| Exercise description |
Report every line of the records beneath this task that holds the string "Millimeters".

Extracted data entries:
┄┄┄┄┄┄┄┄┄┄

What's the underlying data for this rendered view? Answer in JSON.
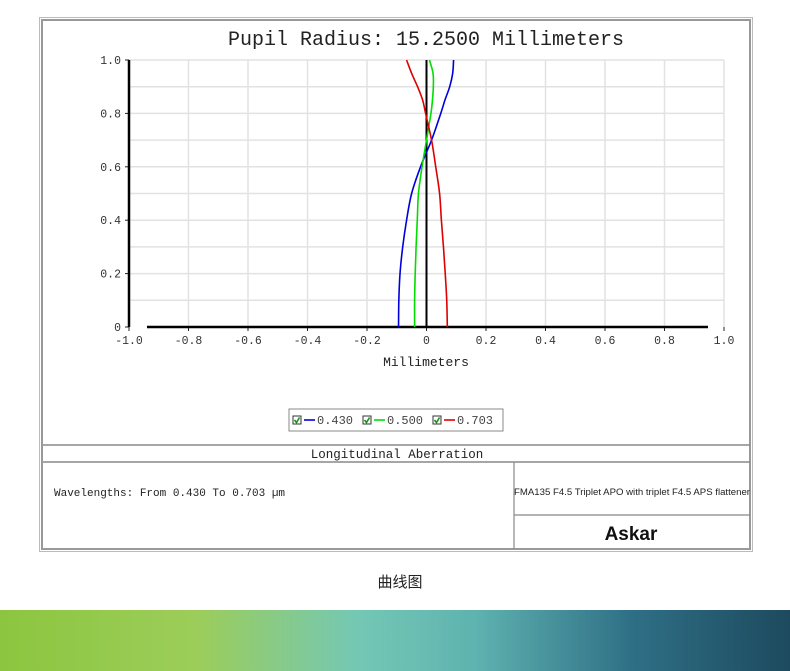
{
  "chart_data": {
    "type": "line",
    "title": "Pupil Radius: 15.2500 Millimeters",
    "xlabel": "Millimeters",
    "ylabel": "",
    "xlim": [
      -1.0,
      1.0
    ],
    "ylim": [
      0,
      1.0
    ],
    "xticks": [
      "-1.0",
      "-0.8",
      "-0.6",
      "-0.4",
      "-0.2",
      "0",
      "0.2",
      "0.4",
      "0.6",
      "0.8",
      "1.0"
    ],
    "xtick_values": [
      -1.0,
      -0.8,
      -0.6,
      -0.4,
      -0.2,
      0,
      0.2,
      0.4,
      0.6,
      0.8,
      1.0
    ],
    "yticks": [
      "0",
      "0.2",
      "0.4",
      "0.6",
      "0.8",
      "1.0"
    ],
    "ytick_values": [
      0,
      0.2,
      0.4,
      0.6,
      0.8,
      1.0
    ],
    "grid": true,
    "legend_position": "bottom-center",
    "y": [
      0,
      0.1,
      0.2,
      0.3,
      0.4,
      0.5,
      0.6,
      0.7,
      0.8,
      0.85,
      0.9,
      0.95,
      1.0
    ],
    "series": [
      {
        "name": "0.430",
        "color": "#0000dd",
        "values": [
          -0.094,
          -0.093,
          -0.089,
          -0.08,
          -0.067,
          -0.05,
          -0.02,
          0.017,
          0.048,
          0.062,
          0.078,
          0.088,
          0.091
        ]
      },
      {
        "name": "0.500",
        "color": "#00dd00",
        "values": [
          -0.04,
          -0.04,
          -0.038,
          -0.035,
          -0.031,
          -0.027,
          -0.015,
          0.0,
          0.015,
          0.02,
          0.023,
          0.022,
          0.01
        ]
      },
      {
        "name": "0.703",
        "color": "#dd0000",
        "values": [
          0.07,
          0.068,
          0.063,
          0.057,
          0.05,
          0.044,
          0.031,
          0.017,
          -0.003,
          -0.013,
          -0.03,
          -0.05,
          -0.067
        ]
      }
    ]
  },
  "footer": {
    "plot_type": "Longitudinal Aberration",
    "wavelengths": "Wavelengths: From 0.430 To 0.703 µm",
    "lens_description": "FMA135 F4.5 Triplet APO with triplet F4.5 APS flattener",
    "brand": "Askar"
  },
  "caption": "曲线图"
}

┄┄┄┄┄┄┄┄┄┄

| Result of this exercise |
    "title": "Pupil Radius: 15.2500 Millimeters",
    "xlabel": "Millimeters",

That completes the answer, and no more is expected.